Pure political power has no room for the phony optics of “fairness.”  The aim is simple: acquire the  power to get what you want, when you want it, from who you want it.  The concept of fairness is not one that has to be served, but, when resources and opportunity permit, be circumvented, especially where there is confidence that the costs of circumvention is lower than the benefits that flow from garnering political power.

I think McConnell’s power play was the right move. If you have political power, you use it.  Whether this move implodes will depend on how well the Democrats campaign this spring, summer, and fall.  An effective campaign means coalescing quickly behind one candidate, the one voice they believe can out argue Donald Trump.

Blacks need to re-direct political capital to local election markets

I caught the last thirty minutes of tonight’s Democratic Party debate. I was able to hear some of their discussion on foreign policy which I did not find impressive.  Overall, these candidates tried to play both sides of the fence when it came to Afghanistan, claiming on the one hand that it is time for the United States to leave the central Asian burial ground of empires while on the other hand satisfying the sentiments of war hawks by considering the deployment of a reduced force, just in case the U.S. needed to re-insert itself.  That sure doesn’t sound like commitment to the idea of departing.

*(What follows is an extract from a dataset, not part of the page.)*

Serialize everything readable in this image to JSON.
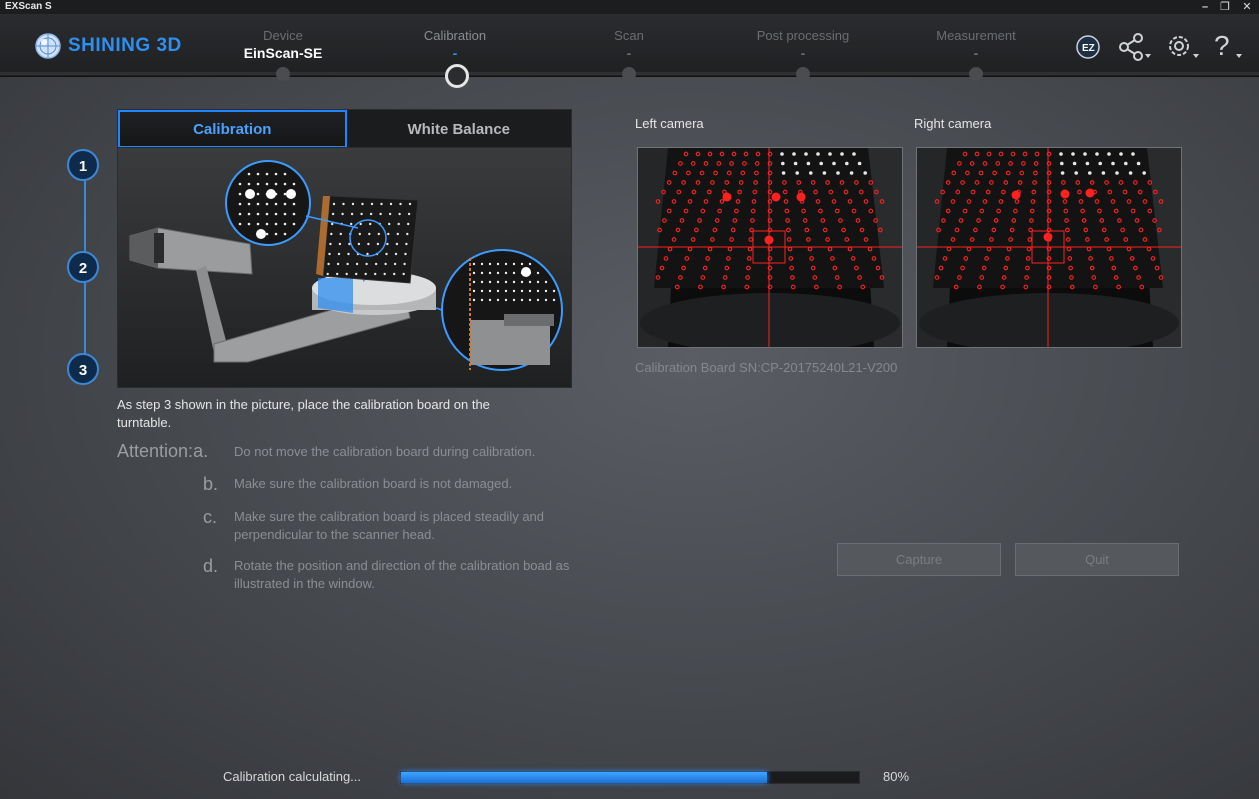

Another sign of a lack of commitment on the part of Democrats was the dearth of ethnic minorities on the debate stage.  Andrew Yang, an American of Asian descent, was the only ethnic minority participating in the debate.  That Mr. Yang is still in contention is a testament to his entrepreneurial savvy and his policy focus, specifically the idea of a $1,000 a month universal basic income payment to every eligible American.

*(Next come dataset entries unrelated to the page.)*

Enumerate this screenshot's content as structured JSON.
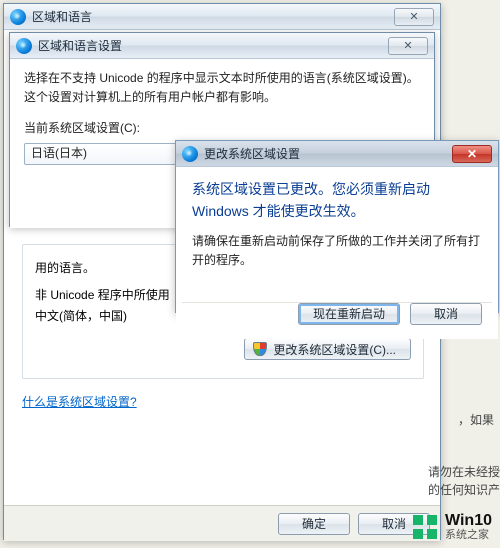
{
  "parent_window": {
    "title": "区域和语言",
    "close_glyph": "✕"
  },
  "settings_panel": {
    "title": "区域和语言设置",
    "close_glyph": "✕",
    "description": "选择在不支持 Unicode 的程序中显示文本时所使用的语言(系统区域设置)。这个设置对计算机上的所有用户帐户都有影响。",
    "current_locale_label": "当前系统区域设置(C):",
    "combo_value": "日语(日本)",
    "group_line_used": "用的语言。",
    "group_non_unicode": "非 Unicode 程序中所使用",
    "group_non_unicode_value": "中文(简体，中国)",
    "change_locale_btn": "更改系统区域设置(C)...",
    "help_link": "什么是系统区域设置?",
    "ok": "确定",
    "cancel": "取消"
  },
  "dialog": {
    "title": "更改系统区域设置",
    "close_glyph": "✕",
    "headline": "系统区域设置已更改。您必须重新启动 Windows 才能使更改生效。",
    "body": "请确保在重新启动前保存了所做的工作并关闭了所有打开的程序。",
    "restart_now": "现在重新启动",
    "cancel": "取消"
  },
  "background": {
    "hint_right_1": "，如果",
    "hint_right_2": "请勿在未经授",
    "hint_right_3": "的任何知识产"
  },
  "brand": {
    "name": "Win10",
    "sub": "系统之家"
  }
}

Strong messaging on specific policy measures appears to be the sustaining formula for the debate survivors as they prepare for next February’s Iowa caucus and New Hampshire primary.  Yang, along with U.S. Senator Elizabeth Warren and U.S. Senator Bernie Sanders are doing well because, in my opinion, they have developed a narrative that they can brand themselves with and sell to the public.

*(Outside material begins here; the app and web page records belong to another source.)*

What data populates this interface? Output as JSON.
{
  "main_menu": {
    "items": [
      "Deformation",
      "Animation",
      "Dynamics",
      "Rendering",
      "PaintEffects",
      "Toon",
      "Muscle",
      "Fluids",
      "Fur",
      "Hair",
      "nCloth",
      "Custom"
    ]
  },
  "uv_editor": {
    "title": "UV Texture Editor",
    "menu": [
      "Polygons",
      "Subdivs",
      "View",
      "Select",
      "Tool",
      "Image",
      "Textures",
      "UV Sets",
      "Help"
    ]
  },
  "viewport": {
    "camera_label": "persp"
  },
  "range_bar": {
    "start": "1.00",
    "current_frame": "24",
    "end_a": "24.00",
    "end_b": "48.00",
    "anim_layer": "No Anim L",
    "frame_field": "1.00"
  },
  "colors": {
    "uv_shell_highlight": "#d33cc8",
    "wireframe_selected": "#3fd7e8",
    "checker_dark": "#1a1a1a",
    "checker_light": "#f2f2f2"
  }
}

Someone failed to get the important point of narrative and branding across to U.S. Senator Kamala Harris, who was not known for any specific policy  agenda, definitely not a black agenda or narrative of any kind.  The same can be said for U.S. Senator Cory Booker who was absent from tonight’s debate stage.  If their hope was to ride the Obama Coalition, that bus is being driven by former Vice-President Joe Biden, and right now appears not to be letting anyone else steer the wheel.

The lack of blacks on the debate stage is not surprising. As the Boomers get older, the sway of the Democratic Party on blacks is decreasing.  It is not unusual to hear younger blacks and even a few older blacks question the efficacy of the Democratic Party when it comes to a black agenda.  And while the Democratic Party harps inclusion and diversity, the reality is that younger blacks are seeing less of an economic and social space for them in American society.  This view will only become more precarious as the demographics continue to change and blacks find themselves an increasingly smaller proportion of the population.

Returns on black political capital will remain flat if the focus remains on national elections. The numbers are just not there no matter what Democratic talking heads keep saying.  More importantly, the issues that concern blacks most; unfair treatment by the criminal justice system, unemployment, gentrification, are not federal issues.  While national leaders maybe able to advocate for block grants and other large sources of capital to be directed toward the States, it is state and local politics that will determine how those funds get distributed to and throughout communities.  Ensuring that West End Atlanta gets its share of federal government funds compared to the affluent north side of turn will turn just as much on local politics as it does federal jawboning.